*** Opening DATA EXTRACT ***

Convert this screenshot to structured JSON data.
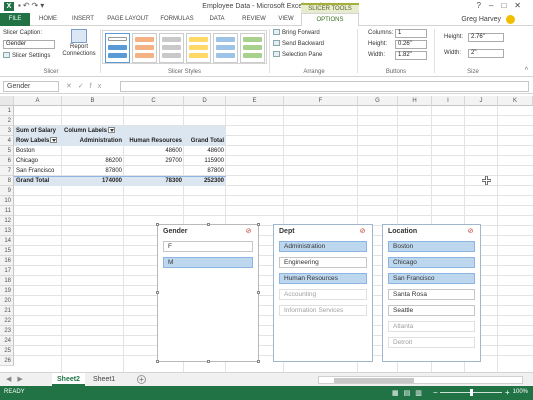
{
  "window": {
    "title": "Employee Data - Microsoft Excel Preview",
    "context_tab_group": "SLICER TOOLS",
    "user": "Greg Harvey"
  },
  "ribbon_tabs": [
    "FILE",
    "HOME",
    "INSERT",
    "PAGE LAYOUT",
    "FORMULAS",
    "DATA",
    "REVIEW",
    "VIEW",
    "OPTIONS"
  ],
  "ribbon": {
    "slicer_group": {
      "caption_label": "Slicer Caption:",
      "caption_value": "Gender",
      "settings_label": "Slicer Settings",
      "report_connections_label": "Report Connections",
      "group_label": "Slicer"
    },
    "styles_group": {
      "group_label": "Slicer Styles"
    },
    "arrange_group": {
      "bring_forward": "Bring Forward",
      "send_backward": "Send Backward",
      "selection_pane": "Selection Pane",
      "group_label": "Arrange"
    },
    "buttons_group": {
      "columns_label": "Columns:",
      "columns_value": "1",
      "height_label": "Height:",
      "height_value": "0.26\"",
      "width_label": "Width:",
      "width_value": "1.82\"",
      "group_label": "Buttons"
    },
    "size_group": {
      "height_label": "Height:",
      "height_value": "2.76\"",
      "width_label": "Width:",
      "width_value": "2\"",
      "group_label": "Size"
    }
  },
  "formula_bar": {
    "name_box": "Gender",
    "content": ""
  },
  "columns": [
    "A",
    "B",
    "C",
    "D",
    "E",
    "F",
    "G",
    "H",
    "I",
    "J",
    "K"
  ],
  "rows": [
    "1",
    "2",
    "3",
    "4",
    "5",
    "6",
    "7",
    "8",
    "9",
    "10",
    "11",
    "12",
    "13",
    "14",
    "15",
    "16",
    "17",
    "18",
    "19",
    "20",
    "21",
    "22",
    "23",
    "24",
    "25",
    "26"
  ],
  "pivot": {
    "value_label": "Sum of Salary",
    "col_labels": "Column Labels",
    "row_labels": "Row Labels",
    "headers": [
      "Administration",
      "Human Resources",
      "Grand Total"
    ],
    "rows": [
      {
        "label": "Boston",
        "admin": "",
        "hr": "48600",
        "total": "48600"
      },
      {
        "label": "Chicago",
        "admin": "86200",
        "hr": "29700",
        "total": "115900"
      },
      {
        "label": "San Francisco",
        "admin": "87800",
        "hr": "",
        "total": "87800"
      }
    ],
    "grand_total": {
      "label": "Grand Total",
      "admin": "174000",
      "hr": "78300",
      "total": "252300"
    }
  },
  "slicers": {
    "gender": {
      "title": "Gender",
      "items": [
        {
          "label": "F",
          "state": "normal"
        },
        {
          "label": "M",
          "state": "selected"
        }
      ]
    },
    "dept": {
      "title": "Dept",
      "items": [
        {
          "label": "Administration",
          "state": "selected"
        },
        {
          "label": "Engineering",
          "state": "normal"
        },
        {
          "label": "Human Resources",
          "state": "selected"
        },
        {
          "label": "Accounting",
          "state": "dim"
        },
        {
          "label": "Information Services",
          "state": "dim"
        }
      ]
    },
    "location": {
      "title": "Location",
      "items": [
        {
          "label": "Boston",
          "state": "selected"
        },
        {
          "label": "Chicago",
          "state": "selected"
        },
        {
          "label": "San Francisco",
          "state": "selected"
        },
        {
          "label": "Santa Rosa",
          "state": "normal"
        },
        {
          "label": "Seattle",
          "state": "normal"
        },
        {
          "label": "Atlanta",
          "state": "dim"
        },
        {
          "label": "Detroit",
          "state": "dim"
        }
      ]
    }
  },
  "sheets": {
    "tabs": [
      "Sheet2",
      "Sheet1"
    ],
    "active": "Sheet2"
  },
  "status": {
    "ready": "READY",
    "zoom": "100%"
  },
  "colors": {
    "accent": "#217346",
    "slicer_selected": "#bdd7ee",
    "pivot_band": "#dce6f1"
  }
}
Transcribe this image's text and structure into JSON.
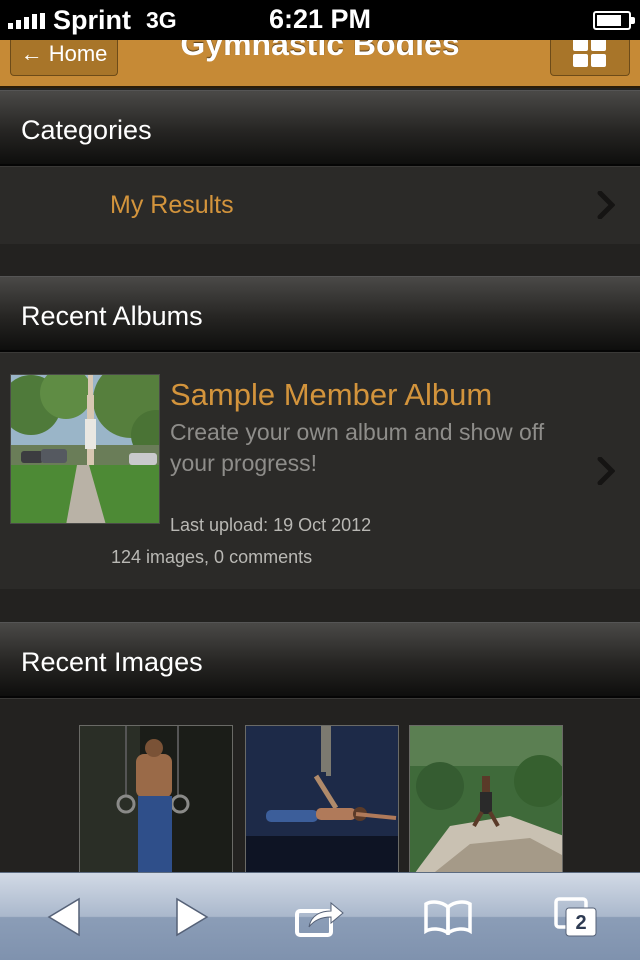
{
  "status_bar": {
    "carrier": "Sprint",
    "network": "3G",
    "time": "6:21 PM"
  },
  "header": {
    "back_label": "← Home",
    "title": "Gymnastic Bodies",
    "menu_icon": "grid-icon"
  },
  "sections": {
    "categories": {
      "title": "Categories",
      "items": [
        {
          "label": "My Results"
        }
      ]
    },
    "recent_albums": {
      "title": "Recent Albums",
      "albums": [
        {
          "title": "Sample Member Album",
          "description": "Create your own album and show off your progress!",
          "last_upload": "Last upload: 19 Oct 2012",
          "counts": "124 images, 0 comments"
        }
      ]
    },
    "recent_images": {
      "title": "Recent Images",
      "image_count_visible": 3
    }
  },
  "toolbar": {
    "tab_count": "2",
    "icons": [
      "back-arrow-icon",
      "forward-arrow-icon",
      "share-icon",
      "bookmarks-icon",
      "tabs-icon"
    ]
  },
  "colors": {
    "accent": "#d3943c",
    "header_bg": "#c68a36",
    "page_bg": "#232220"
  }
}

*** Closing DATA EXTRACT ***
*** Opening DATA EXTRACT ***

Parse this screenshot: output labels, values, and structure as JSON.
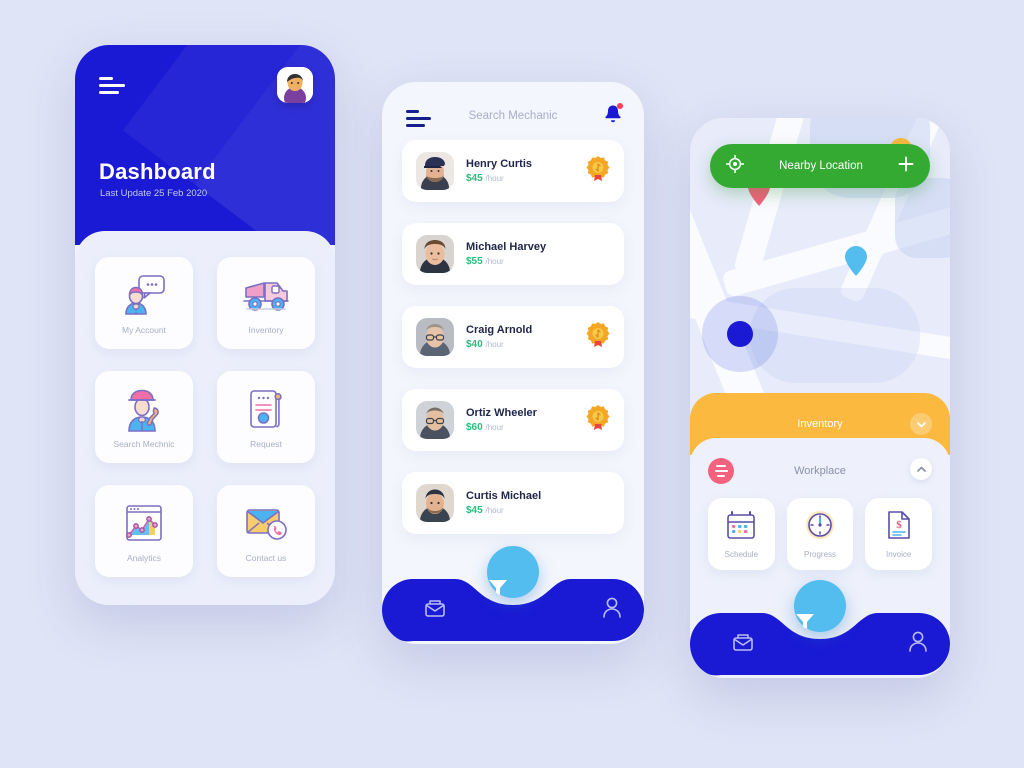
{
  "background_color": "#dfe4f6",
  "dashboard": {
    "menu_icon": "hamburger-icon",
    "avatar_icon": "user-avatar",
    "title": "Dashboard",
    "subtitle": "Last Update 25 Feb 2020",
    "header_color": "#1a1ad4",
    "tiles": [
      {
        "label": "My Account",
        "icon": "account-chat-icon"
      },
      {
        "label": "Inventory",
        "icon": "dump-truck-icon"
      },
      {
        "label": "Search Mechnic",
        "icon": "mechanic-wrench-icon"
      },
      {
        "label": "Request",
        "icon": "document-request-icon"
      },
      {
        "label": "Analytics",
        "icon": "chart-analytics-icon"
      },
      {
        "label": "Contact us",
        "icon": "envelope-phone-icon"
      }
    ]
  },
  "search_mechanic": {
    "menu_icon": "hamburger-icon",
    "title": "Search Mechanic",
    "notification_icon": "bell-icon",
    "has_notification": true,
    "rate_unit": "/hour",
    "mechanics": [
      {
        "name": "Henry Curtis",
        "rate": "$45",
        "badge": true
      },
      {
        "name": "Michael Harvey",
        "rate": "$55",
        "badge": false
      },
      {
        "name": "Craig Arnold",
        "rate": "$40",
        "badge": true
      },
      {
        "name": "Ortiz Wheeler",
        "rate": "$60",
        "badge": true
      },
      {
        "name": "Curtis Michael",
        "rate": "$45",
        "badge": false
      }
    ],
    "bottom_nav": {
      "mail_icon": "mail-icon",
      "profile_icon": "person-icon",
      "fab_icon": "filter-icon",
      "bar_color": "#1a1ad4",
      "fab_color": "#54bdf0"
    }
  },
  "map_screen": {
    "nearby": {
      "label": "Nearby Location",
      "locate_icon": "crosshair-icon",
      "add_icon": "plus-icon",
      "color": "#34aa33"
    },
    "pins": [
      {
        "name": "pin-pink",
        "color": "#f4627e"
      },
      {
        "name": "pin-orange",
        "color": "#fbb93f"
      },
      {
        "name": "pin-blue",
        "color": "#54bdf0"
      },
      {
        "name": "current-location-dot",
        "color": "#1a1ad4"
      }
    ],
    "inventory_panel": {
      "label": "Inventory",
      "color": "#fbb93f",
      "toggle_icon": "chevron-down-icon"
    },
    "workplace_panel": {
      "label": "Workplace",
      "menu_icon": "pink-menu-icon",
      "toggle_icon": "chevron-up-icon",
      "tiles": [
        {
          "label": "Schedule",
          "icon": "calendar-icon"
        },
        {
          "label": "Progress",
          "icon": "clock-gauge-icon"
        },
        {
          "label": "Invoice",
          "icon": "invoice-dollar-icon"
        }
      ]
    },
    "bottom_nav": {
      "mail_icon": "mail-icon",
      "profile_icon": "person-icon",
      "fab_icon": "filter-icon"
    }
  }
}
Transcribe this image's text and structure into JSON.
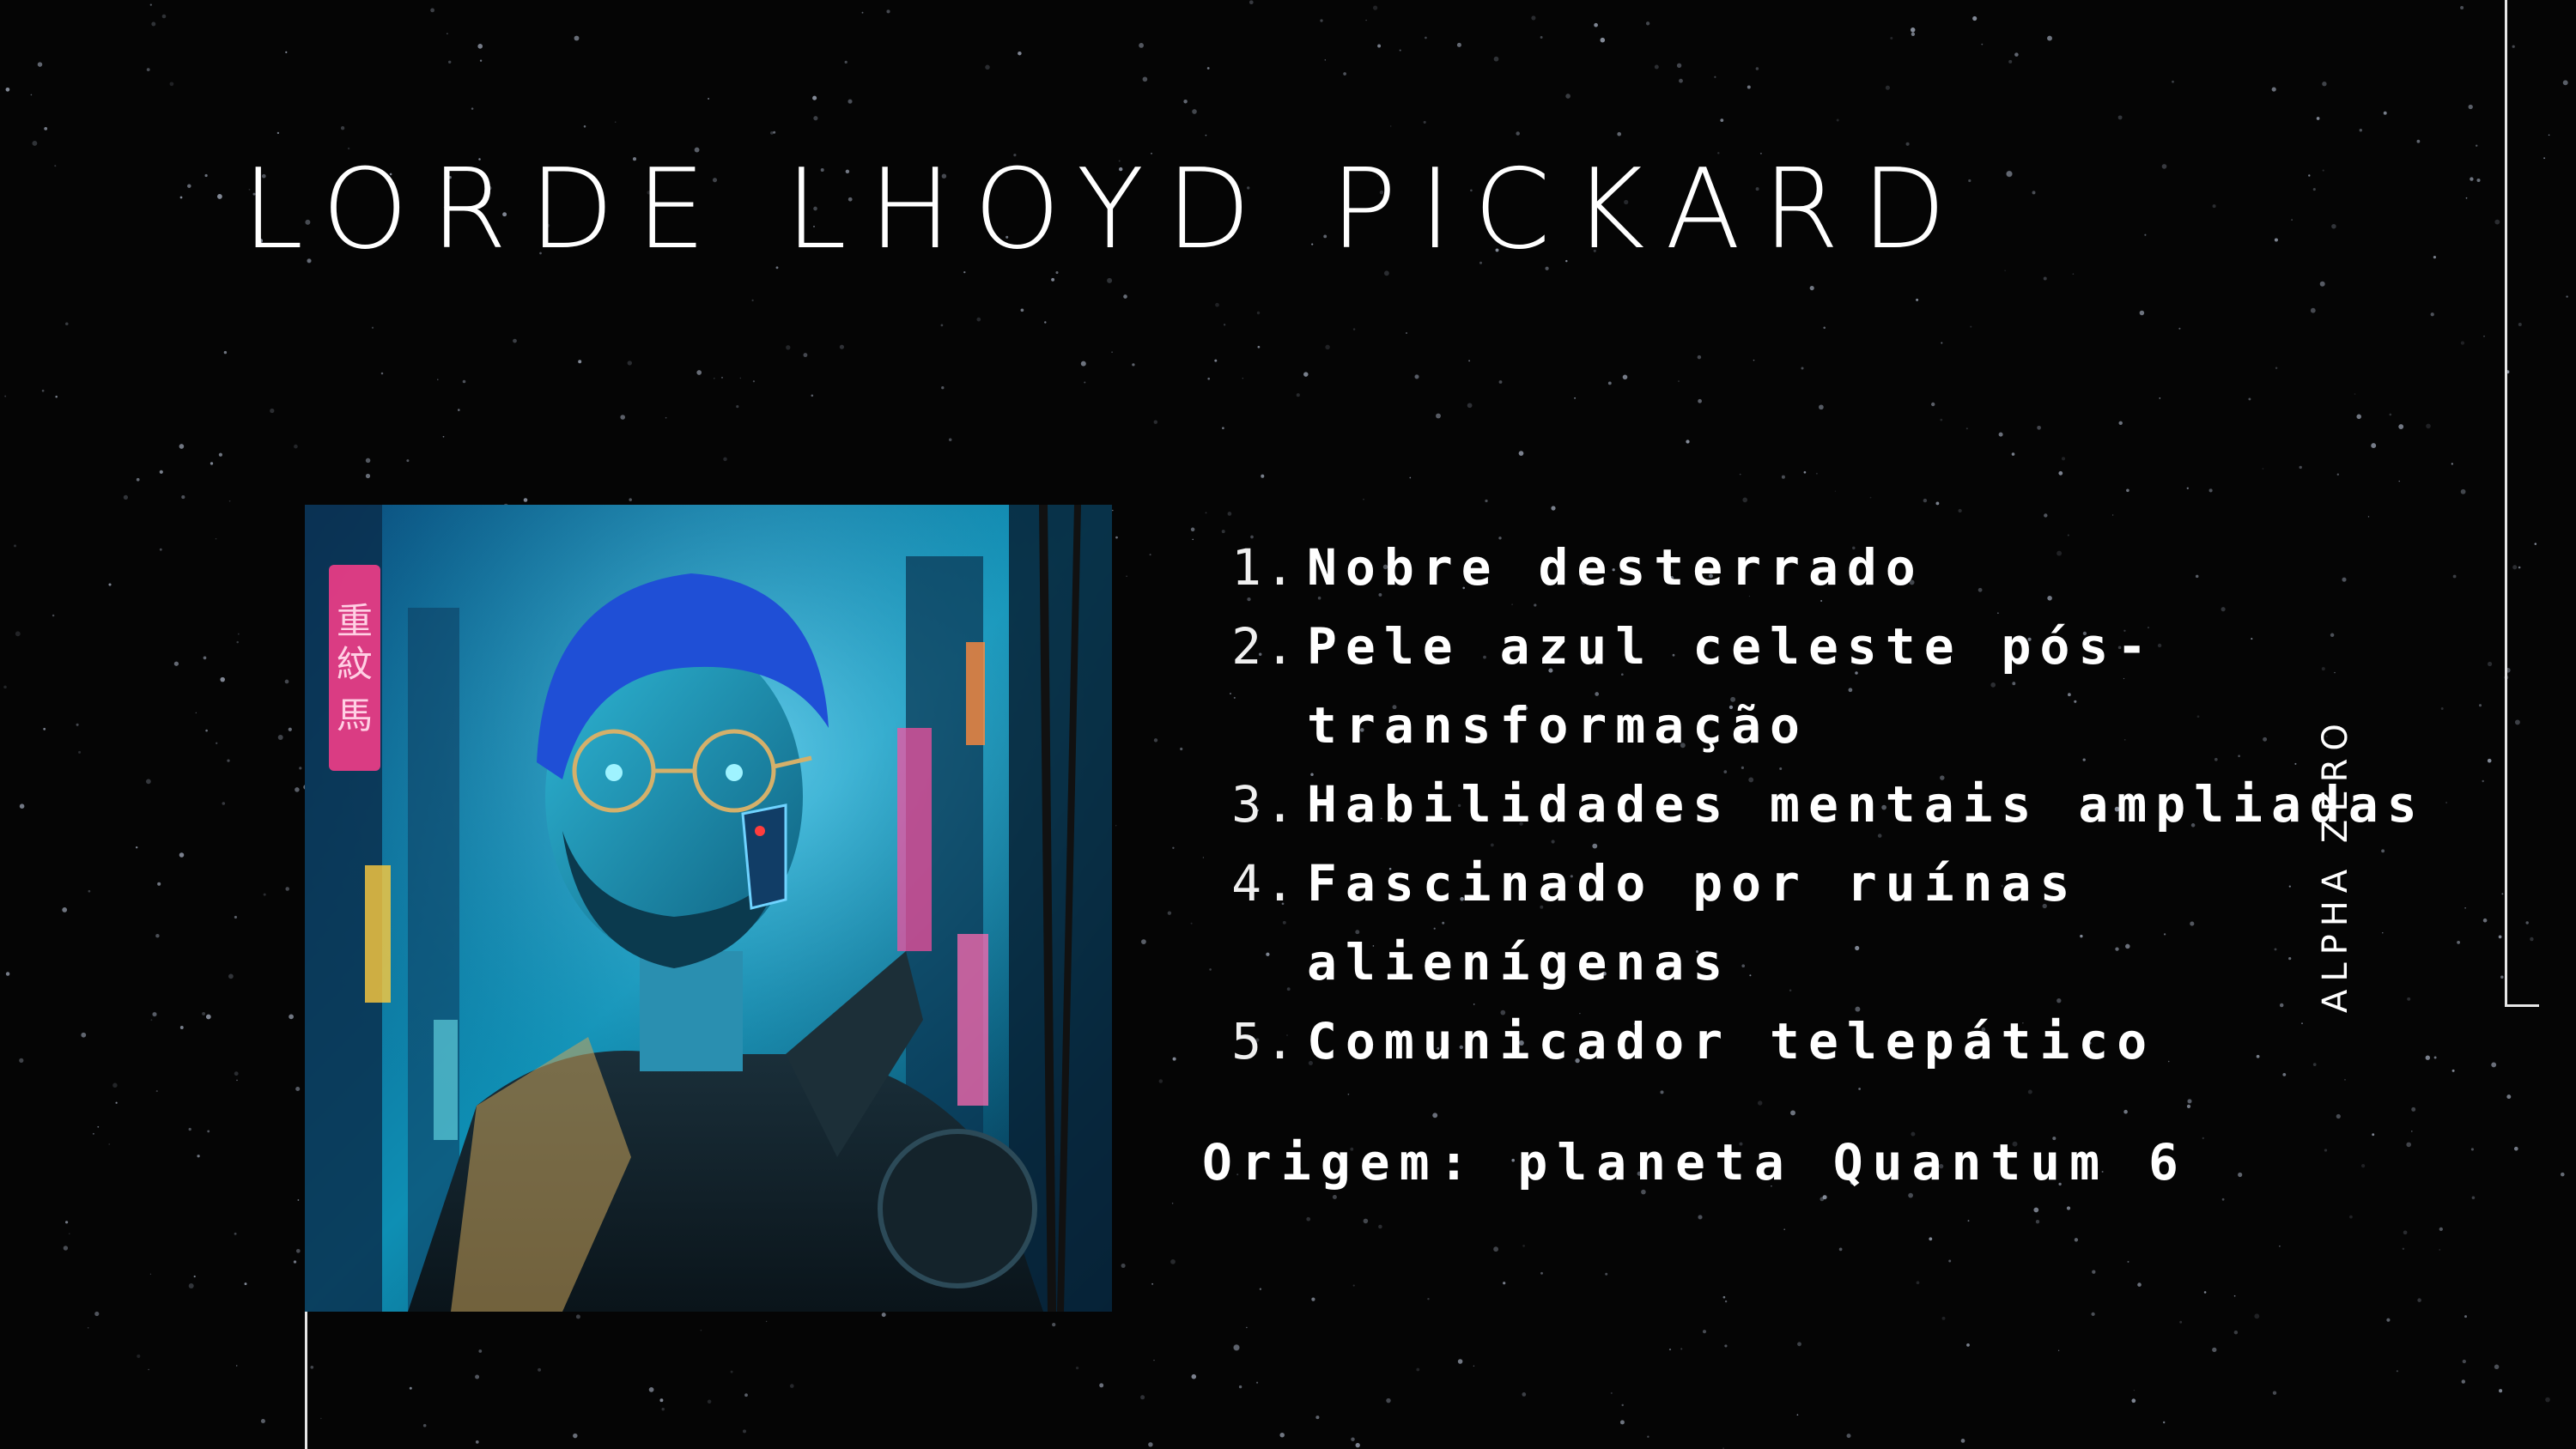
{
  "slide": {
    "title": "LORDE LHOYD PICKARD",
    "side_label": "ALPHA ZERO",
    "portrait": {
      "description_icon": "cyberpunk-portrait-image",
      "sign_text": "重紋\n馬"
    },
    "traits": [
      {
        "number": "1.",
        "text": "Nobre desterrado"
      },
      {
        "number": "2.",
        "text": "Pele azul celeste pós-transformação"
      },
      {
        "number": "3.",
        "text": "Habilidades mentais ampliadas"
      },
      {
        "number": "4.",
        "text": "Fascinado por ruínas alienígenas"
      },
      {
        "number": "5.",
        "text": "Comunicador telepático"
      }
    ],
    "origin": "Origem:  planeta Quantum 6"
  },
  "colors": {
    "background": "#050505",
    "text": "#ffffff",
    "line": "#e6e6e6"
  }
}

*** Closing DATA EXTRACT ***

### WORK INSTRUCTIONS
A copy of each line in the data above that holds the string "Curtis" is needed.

### THE COMPLETED TASK
        "name": "Henry Curtis",
        "name": "Curtis Michael",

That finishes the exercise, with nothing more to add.